**EXERCISE AIM**
Your answer should be one number, the count of lines in the records that carry the string "query".

**EXERCISE DATA**
▽
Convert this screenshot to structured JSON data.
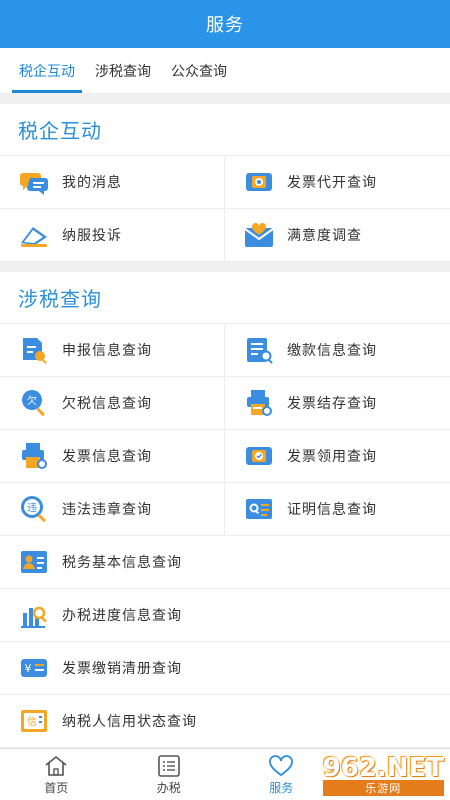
{
  "header": {
    "title": "服务"
  },
  "tabs": [
    {
      "label": "税企互动",
      "active": true
    },
    {
      "label": "涉税查询",
      "active": false
    },
    {
      "label": "公众查询",
      "active": false
    }
  ],
  "sections": {
    "interact": {
      "title": "税企互动",
      "items": [
        {
          "label": "我的消息",
          "icon": "message-icon"
        },
        {
          "label": "发票代开查询",
          "icon": "invoice-issue-icon"
        },
        {
          "label": "纳服投诉",
          "icon": "complaint-icon"
        },
        {
          "label": "满意度调查",
          "icon": "satisfaction-icon"
        }
      ]
    },
    "query": {
      "title": "涉税查询",
      "items": [
        {
          "label": "申报信息查询",
          "icon": "declare-query-icon"
        },
        {
          "label": "缴款信息查询",
          "icon": "payment-query-icon"
        },
        {
          "label": "欠税信息查询",
          "icon": "arrears-query-icon"
        },
        {
          "label": "发票结存查询",
          "icon": "invoice-stock-icon"
        },
        {
          "label": "发票信息查询",
          "icon": "invoice-info-icon"
        },
        {
          "label": "发票领用查询",
          "icon": "invoice-receive-icon"
        },
        {
          "label": "违法违章查询",
          "icon": "violation-query-icon"
        },
        {
          "label": "证明信息查询",
          "icon": "certificate-query-icon"
        },
        {
          "label": "税务基本信息查询",
          "icon": "tax-basic-info-icon"
        },
        {
          "label": "办税进度信息查询",
          "icon": "progress-query-icon"
        },
        {
          "label": "发票缴销清册查询",
          "icon": "invoice-cancel-icon"
        },
        {
          "label": "纳税人信用状态查询",
          "icon": "credit-status-icon"
        }
      ]
    }
  },
  "bottom_nav": [
    {
      "label": "首页",
      "icon": "home-icon",
      "active": false
    },
    {
      "label": "办税",
      "icon": "list-icon",
      "active": false
    },
    {
      "label": "服务",
      "icon": "heart-icon",
      "active": true
    }
  ],
  "watermark": {
    "logo": "962.NET",
    "sub": "乐游网"
  },
  "colors": {
    "accent": "#2a95e8",
    "accent_text": "#2b8fd9",
    "icon_orange": "#f5a623"
  }
}
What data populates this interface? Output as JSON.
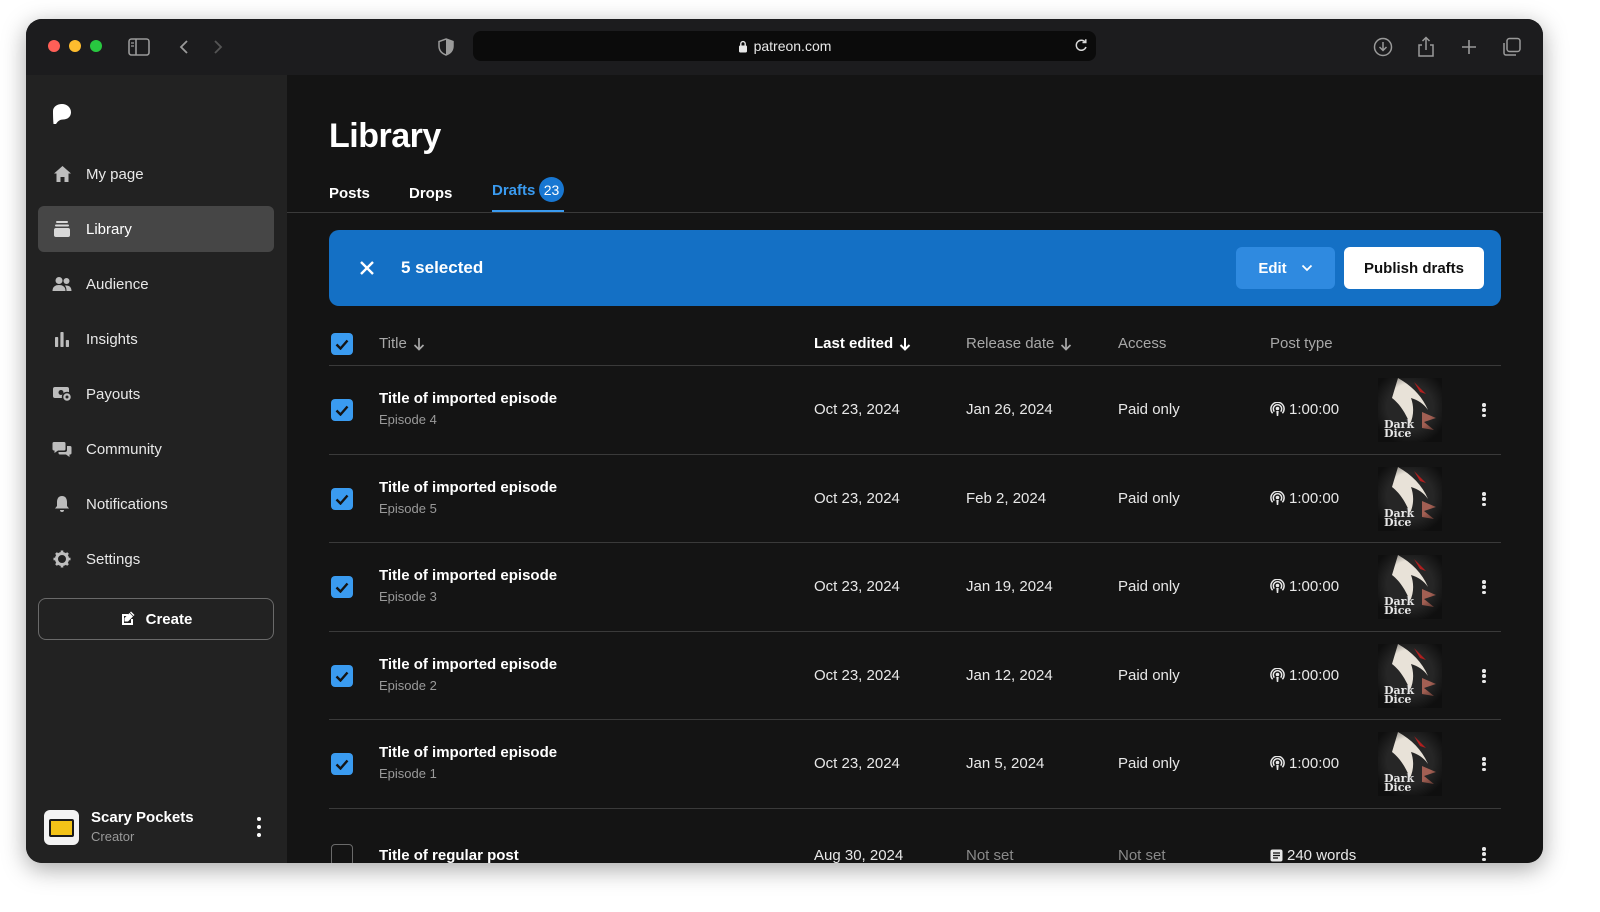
{
  "browser": {
    "url": "patreon.com"
  },
  "sidebar": {
    "items": [
      {
        "label": "My page",
        "icon": "home-icon"
      },
      {
        "label": "Library",
        "icon": "library-icon",
        "active": true
      },
      {
        "label": "Audience",
        "icon": "audience-icon"
      },
      {
        "label": "Insights",
        "icon": "insights-icon"
      },
      {
        "label": "Payouts",
        "icon": "payouts-icon"
      },
      {
        "label": "Community",
        "icon": "community-icon"
      },
      {
        "label": "Notifications",
        "icon": "bell-icon"
      },
      {
        "label": "Settings",
        "icon": "gear-icon"
      }
    ],
    "create_label": "Create",
    "profile": {
      "name": "Scary Pockets",
      "role": "Creator"
    }
  },
  "main": {
    "title": "Library",
    "tabs": [
      {
        "label": "Posts"
      },
      {
        "label": "Drops"
      },
      {
        "label": "Drafts",
        "badge": "23",
        "active": true
      }
    ],
    "selection": {
      "text": "5 selected",
      "edit_label": "Edit",
      "publish_label": "Publish drafts"
    },
    "table": {
      "headers": {
        "title": "Title",
        "last_edited": "Last edited",
        "release_date": "Release date",
        "access": "Access",
        "post_type": "Post type"
      },
      "rows": [
        {
          "checked": true,
          "title": "Title of imported episode",
          "subtitle": "Episode 4",
          "last_edited": "Oct 23, 2024",
          "release_date": "Jan 26, 2024",
          "access": "Paid only",
          "post_type": "1:00:00",
          "type_icon": "audio-icon",
          "thumb": "Dark Dice"
        },
        {
          "checked": true,
          "title": "Title of imported episode",
          "subtitle": "Episode 5",
          "last_edited": "Oct 23, 2024",
          "release_date": "Feb 2, 2024",
          "access": "Paid only",
          "post_type": "1:00:00",
          "type_icon": "audio-icon",
          "thumb": "Dark Dice"
        },
        {
          "checked": true,
          "title": "Title of imported episode",
          "subtitle": "Episode 3",
          "last_edited": "Oct 23, 2024",
          "release_date": "Jan 19, 2024",
          "access": "Paid only",
          "post_type": "1:00:00",
          "type_icon": "audio-icon",
          "thumb": "Dark Dice"
        },
        {
          "checked": true,
          "title": "Title of imported episode",
          "subtitle": "Episode 2",
          "last_edited": "Oct 23, 2024",
          "release_date": "Jan 12, 2024",
          "access": "Paid only",
          "post_type": "1:00:00",
          "type_icon": "audio-icon",
          "thumb": "Dark Dice"
        },
        {
          "checked": true,
          "title": "Title of imported episode",
          "subtitle": "Episode 1",
          "last_edited": "Oct 23, 2024",
          "release_date": "Jan 5, 2024",
          "access": "Paid only",
          "post_type": "1:00:00",
          "type_icon": "audio-icon",
          "thumb": "Dark Dice"
        },
        {
          "checked": false,
          "title": "Title of regular post",
          "subtitle": "",
          "last_edited": "Aug 30, 2024",
          "release_date": "Not set",
          "access": "Not set",
          "post_type": "240 words",
          "type_icon": "text-icon",
          "thumb": ""
        }
      ]
    }
  },
  "colors": {
    "accent": "#3a9bf0",
    "selection_bar": "#1470c5",
    "sidebar_bg": "#222222",
    "main_bg": "#141414"
  }
}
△
**ANSWER AREA**
7